[App and web page records]
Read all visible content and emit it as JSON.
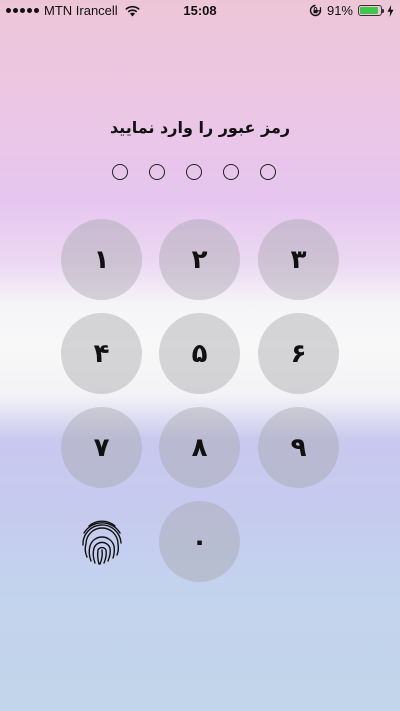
{
  "status_bar": {
    "carrier": "MTN Irancell",
    "time": "15:08",
    "battery_text": "91%",
    "battery_level": 0.91,
    "battery_color": "#3ec74a",
    "icons": [
      "signal-icon",
      "wifi-icon",
      "orientation-lock-icon",
      "battery-icon",
      "charging-bolt-icon"
    ]
  },
  "passcode": {
    "title": "رمز عبور را وارد نمایید",
    "digits_total": 5,
    "digits_entered": 0
  },
  "keypad": {
    "keys": [
      {
        "label": "۱",
        "name": "key-1"
      },
      {
        "label": "۲",
        "name": "key-2"
      },
      {
        "label": "۳",
        "name": "key-3"
      },
      {
        "label": "۴",
        "name": "key-4"
      },
      {
        "label": "۵",
        "name": "key-5"
      },
      {
        "label": "۶",
        "name": "key-6"
      },
      {
        "label": "۷",
        "name": "key-7"
      },
      {
        "label": "۸",
        "name": "key-8"
      },
      {
        "label": "۹",
        "name": "key-9"
      },
      {
        "label": "۰",
        "name": "key-0"
      }
    ],
    "touch_id_icon": "fingerprint-icon"
  }
}
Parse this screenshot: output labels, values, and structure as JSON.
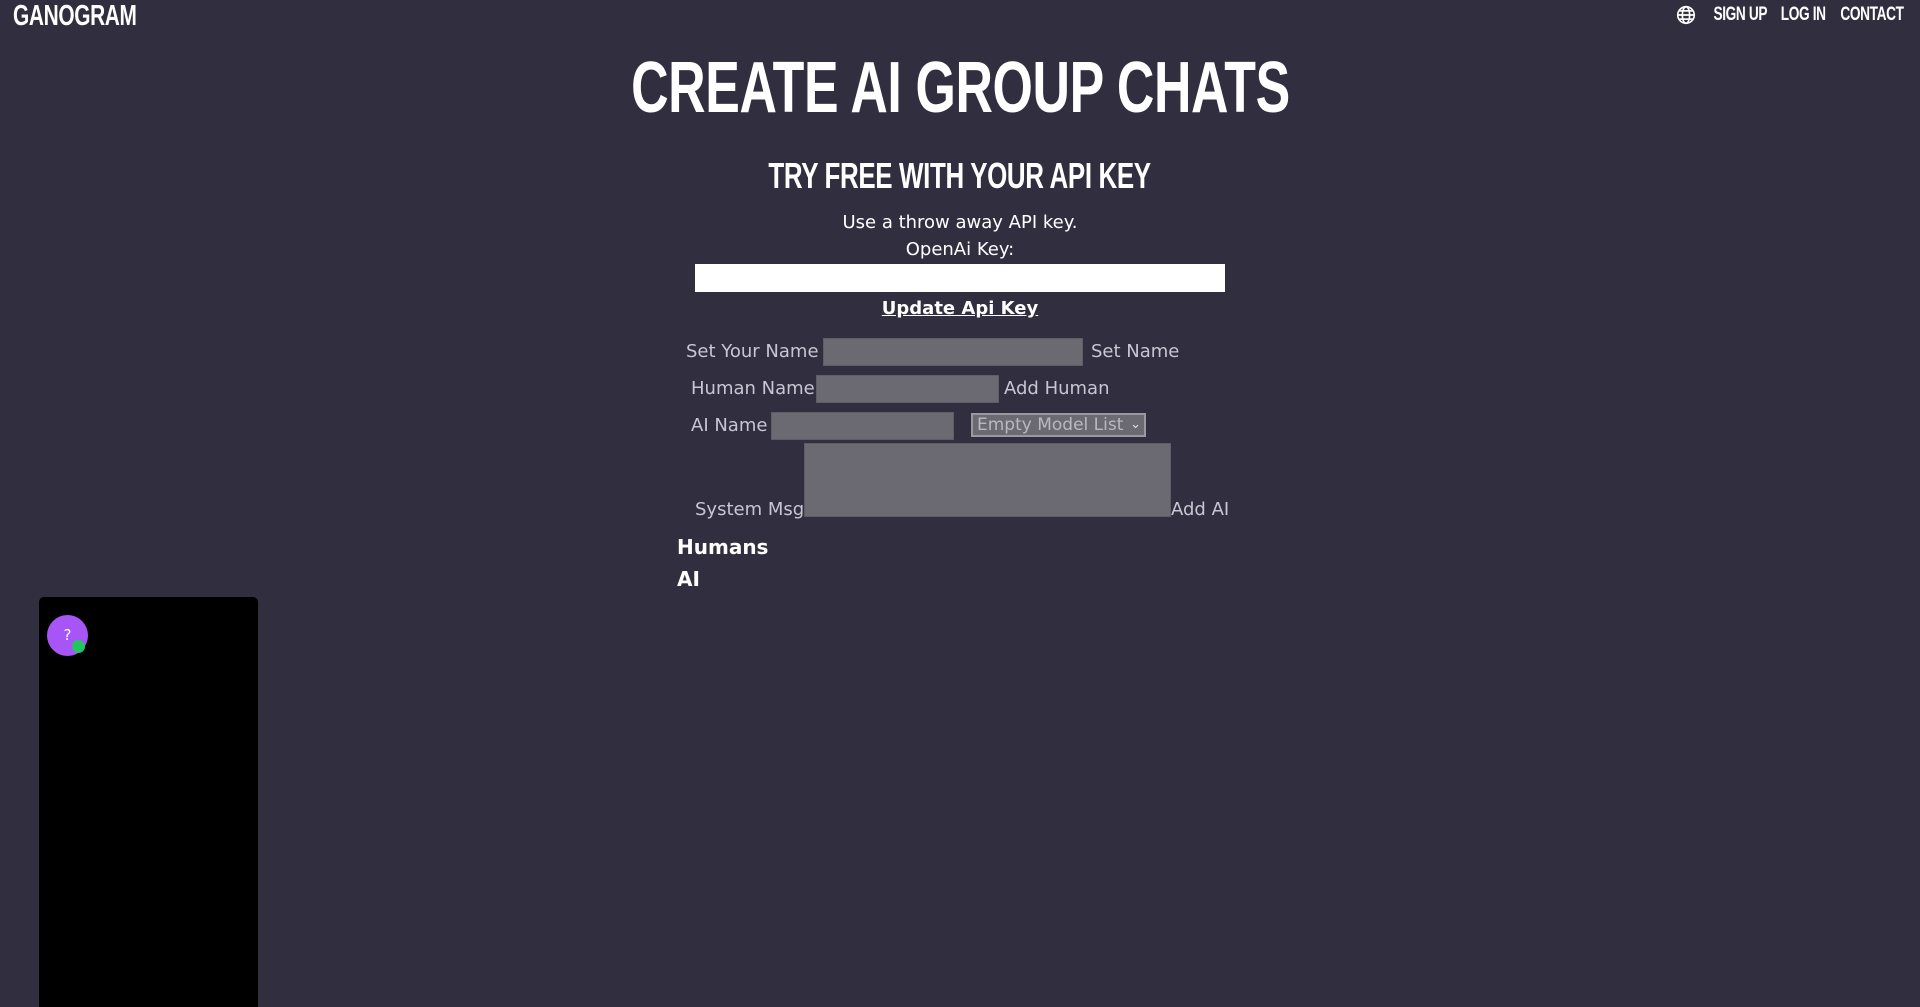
{
  "brand": {
    "logo": "GANOGRAM"
  },
  "nav": {
    "globe_icon": "globe-icon",
    "items": [
      {
        "label": "SIGN UP"
      },
      {
        "label": "LOG IN"
      },
      {
        "label": "CONTACT"
      }
    ]
  },
  "hero": {
    "title": "CREATE AI GROUP CHATS",
    "subtitle": "TRY FREE WITH YOUR API KEY",
    "note": "Use a throw away API key.",
    "key_label": "OpenAi Key:",
    "key_value": "",
    "update_link": "Update Api Key"
  },
  "form": {
    "your_name_label": "Set Your Name",
    "your_name_value": "",
    "set_name_action": "Set Name",
    "human_name_label": "Human Name",
    "human_name_value": "",
    "add_human_action": "Add Human",
    "ai_name_label": "AI Name",
    "ai_name_value": "",
    "model_select": "Empty Model List",
    "system_msg_label": "System Msg",
    "system_msg_value": "",
    "add_ai_action": "Add AI"
  },
  "lists": {
    "humans_heading": "Humans",
    "ai_heading": "AI"
  },
  "widget": {
    "avatar_text": "?",
    "colors": {
      "avatar": "#a855f7",
      "status": "#22c55e"
    }
  },
  "colors": {
    "background": "#312f3f",
    "input_grey": "#6b6a73",
    "label_grey": "#c8c6d2"
  }
}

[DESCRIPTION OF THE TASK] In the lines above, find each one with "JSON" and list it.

[YOUR RESPONSE]
Read all visible content and emit it as JSON.
Parse this screenshot: output labels, values, and structure as JSON.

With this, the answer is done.